This detail from the 1937 catalog is one of the best insofar as showing the taper of the original Patent-style molded vulcanite Standard System tenon. It also shows the higher shoulders and graceful curves of the A and AB respectively as compared to those made in the later 20th and early 21st century.
And now here are some photographs documenting changes in Standard tenon design, beginning with a baseline or Patent-style mouthpiece. These photos are of an IFS (1922-37) “A” mouthpiece, and show the classic tapered step-down created by Charles Peterson:
It may have occurred to you that to create this type of taper, the mortise must be wider than the mortise on current System pipes, or a 5mm opening at the tenon end probably will be difficult to achieve. And when you look at older Systems, that’s exactly what you see: wider mortises. This shape 4, a gold-mount hallmarked to 1911, is a perfect example:
A wider mortise, in turn, makes it easier for the machinist to create the kind of 3-part stepped reservoir seen in the demonstrator reproduced, or so Brad Pohlmann, pipe artisan trained in die-and-cut machinery, informs me.
I have to ask, parenthetically, whether these older, wider mortises—which you can see on the 308 System until its demise in the late 1950s—weren’t gradually modified because their extreme width (resulting in a thin wall at the top of the mortise) sometimes caused cracks in the briar? If you’ve restored many Systems, you’ve doubtless seen cracks and sometimes even breaks in the briar below the ferrule.
Take a look now at a hand-cut stem from the Irish Free State era (it’s stamped HAND over MADE at the base of the tenon-end, just above the step down):
I include these photos to help explain the function of the tenon extension itself. First, notice the long taper. Second, it should dawn on everyone that, as my friend noted in his question at the top of the page, the cone or “chimney” is there to get the tenon away from the walls of the mortise and deeper into the reservoir, allowing air to pull down from the top of the chamber airhole to the reservoir and hence into tenon airhole.
The first change in the molded vulcanite System mouthpieces apparently occurred later on in the Éire era, as documented by this unsmoked mouthpiece which can be accurately dated to 1937–45:

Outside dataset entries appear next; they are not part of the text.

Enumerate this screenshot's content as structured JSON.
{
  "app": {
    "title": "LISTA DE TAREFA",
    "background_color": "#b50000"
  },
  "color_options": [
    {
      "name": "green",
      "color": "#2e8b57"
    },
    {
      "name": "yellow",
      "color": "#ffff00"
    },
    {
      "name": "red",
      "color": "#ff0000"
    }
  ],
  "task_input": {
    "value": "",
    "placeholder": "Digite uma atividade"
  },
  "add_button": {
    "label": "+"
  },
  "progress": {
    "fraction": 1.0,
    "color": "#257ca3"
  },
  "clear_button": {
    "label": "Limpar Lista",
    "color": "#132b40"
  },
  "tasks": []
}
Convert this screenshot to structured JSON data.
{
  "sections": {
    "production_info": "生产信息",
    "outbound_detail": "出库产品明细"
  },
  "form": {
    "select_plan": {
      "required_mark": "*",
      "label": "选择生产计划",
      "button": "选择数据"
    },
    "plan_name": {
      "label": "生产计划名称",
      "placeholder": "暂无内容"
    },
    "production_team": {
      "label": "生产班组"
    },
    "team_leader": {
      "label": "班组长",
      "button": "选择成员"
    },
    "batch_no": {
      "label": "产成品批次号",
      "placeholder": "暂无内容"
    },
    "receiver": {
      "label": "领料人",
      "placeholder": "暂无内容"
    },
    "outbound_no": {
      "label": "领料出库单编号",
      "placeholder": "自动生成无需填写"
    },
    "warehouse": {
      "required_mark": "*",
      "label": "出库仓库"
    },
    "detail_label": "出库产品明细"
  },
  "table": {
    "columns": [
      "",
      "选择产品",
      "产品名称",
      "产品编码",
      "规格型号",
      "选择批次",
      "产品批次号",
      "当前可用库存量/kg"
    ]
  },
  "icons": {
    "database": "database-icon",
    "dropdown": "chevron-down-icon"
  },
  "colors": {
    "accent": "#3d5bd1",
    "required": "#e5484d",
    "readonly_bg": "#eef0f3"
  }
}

If, as I believe, the tapered tenon tension creates less air turbulence and a better smoking experience than a “stepped” one—as seen above—then this change should, at least from an engineering standpoint, produce a less satisfactory smoke. It is certainly less satisfying aesthetically, since it doesn’t follow the lines of the taper in the stem. But does it, in fact, produce a less satisfactory smoking experience? Or does it simply make it possible to create a narrower mortise with correspondingly thicker wall where tenon and mortise meet?
I don’t feel like I can give you any authoritative answer, as I really can’t tell much difference, and there’s so many other variables involved: the bowl shape, the tobacco, my body chemistry, the tobacco and so forth.
I want to show one more step-down, this one from a factory P-Lip mouthpiece executed in horn, probably from the Emergency period (1938-45). Look at the severe step-down, copied from the engineering of the molded vulcanite of the same period.
While it preserves the 5mm opening and makes the narrower mortise possible, the disregard for air flow created by such a large step between extension and tenon end makes this stem, in my smoking experience, inferior to the molded mouthpieces from the period.
Molded vulcanite P-Lip mouthpieces haven’t changed in any substantial way since 1937. And that goes for the recent acrylic P-Lip stems as well, insofar as the tenon step-down is concerned:
Why Charles Peterson’s original design wasn’t continued may always be a mystery: was it to solve a potential cracking problem at the mortise? Was it just an oversight? Or perhaps a slight cost savings, or even the work of an out-sourcer who didn’t care and got away with it?
In Part 2 : Premier & De Luxe Extensions